Ms Patricia Blankson Akakpo, NETRIGHT Programmes Manager said the forum served as a platform for 60 stakeholders from women's rights organizations, women farmer groups and other representatives from the public sector who are all crucial actors in Ghana's agriculture development.
She encouraged participants to advocate for evidence-based and gender-responsive policies in the agriculture sector to strengthen their access, control and ownership of critical agriculture resources.
In Ghana, Feed the Future works to create the enabling environment for private sector participation, increase investment in Ghana's agriculture, boost the nutritional status of vulnerable populations, and link farmers to markets opportunities.

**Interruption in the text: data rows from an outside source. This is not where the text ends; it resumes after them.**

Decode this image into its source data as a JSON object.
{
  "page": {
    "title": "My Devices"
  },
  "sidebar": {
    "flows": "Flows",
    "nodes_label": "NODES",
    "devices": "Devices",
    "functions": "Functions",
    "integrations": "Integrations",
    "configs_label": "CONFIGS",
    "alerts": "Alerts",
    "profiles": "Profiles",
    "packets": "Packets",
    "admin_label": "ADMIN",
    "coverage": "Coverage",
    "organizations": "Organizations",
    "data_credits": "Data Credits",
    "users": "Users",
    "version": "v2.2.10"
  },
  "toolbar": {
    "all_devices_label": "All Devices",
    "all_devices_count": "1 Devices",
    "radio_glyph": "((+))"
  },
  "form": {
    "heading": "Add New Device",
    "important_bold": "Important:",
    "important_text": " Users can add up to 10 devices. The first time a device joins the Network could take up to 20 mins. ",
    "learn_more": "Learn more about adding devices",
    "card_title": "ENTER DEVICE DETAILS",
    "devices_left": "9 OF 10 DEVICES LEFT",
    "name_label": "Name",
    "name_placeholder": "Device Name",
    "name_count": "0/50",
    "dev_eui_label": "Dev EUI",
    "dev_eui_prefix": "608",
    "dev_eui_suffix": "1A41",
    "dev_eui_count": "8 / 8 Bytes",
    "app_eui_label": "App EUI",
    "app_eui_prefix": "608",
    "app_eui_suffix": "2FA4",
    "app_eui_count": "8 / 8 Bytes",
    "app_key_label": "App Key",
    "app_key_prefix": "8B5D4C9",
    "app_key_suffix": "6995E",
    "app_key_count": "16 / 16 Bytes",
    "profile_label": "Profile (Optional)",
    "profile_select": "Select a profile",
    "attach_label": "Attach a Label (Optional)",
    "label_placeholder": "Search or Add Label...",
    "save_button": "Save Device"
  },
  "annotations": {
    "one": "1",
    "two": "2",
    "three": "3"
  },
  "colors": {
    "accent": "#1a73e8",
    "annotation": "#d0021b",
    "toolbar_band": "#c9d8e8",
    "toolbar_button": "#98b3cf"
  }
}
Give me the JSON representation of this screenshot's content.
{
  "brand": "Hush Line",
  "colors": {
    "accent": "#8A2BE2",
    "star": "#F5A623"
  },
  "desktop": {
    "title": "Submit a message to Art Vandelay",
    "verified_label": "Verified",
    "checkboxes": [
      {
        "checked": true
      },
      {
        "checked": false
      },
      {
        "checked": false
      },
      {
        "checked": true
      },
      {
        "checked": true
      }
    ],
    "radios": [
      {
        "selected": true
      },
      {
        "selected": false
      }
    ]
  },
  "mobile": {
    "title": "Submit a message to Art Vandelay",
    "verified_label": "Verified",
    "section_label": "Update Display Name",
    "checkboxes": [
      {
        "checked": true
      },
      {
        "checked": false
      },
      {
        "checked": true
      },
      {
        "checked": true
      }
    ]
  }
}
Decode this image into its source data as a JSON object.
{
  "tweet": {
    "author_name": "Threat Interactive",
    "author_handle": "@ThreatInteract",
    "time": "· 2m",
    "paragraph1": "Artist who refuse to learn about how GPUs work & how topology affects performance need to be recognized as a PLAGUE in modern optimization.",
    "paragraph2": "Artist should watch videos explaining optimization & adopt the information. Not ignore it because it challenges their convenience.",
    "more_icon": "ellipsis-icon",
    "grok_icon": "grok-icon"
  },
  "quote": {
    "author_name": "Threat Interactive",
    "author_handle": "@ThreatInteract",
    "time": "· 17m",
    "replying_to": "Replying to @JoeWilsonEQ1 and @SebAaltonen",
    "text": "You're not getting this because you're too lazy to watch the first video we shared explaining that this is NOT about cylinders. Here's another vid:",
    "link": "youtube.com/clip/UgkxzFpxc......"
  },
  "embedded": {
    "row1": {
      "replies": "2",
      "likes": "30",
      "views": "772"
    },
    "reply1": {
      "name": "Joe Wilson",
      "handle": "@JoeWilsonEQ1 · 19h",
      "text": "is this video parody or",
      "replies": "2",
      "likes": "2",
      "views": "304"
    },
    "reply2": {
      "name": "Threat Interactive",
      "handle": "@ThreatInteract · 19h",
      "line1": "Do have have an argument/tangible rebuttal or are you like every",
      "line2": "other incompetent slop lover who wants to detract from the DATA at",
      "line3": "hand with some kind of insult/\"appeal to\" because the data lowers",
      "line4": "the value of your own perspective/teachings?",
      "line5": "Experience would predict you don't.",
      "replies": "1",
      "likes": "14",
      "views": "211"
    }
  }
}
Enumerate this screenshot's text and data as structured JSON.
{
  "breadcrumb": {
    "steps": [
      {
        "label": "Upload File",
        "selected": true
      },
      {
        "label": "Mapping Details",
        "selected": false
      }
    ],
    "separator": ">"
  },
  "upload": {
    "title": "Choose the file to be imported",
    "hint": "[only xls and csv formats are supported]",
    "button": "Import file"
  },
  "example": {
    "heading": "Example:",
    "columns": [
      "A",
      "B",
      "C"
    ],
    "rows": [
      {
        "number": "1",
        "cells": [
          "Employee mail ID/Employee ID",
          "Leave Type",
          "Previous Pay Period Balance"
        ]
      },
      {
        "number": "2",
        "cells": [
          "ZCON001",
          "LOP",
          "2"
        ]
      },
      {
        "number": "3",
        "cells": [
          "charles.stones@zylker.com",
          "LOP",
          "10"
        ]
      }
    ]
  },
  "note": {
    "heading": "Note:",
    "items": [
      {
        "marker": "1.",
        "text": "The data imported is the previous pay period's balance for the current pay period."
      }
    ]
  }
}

Its aim is to increase the capacity of the Government of Ghana, the private sector and civil society organizations to implement evidence-based policies, conduct research and advocacy and perform rigorous monitoring and evaluation of agriculture programs implemented under the Medium-Term Agriculture Sector Investment Plan (METASIP).
NETRIGHT is a network of civil society organizations and individuals who have a clear interest in working together to promote women's right in Ghana through critical analysis of the gender dimensions of national processes and policies and advocate for policy change.
By Amadu Kamil Sanah/Samira Larbie, GNA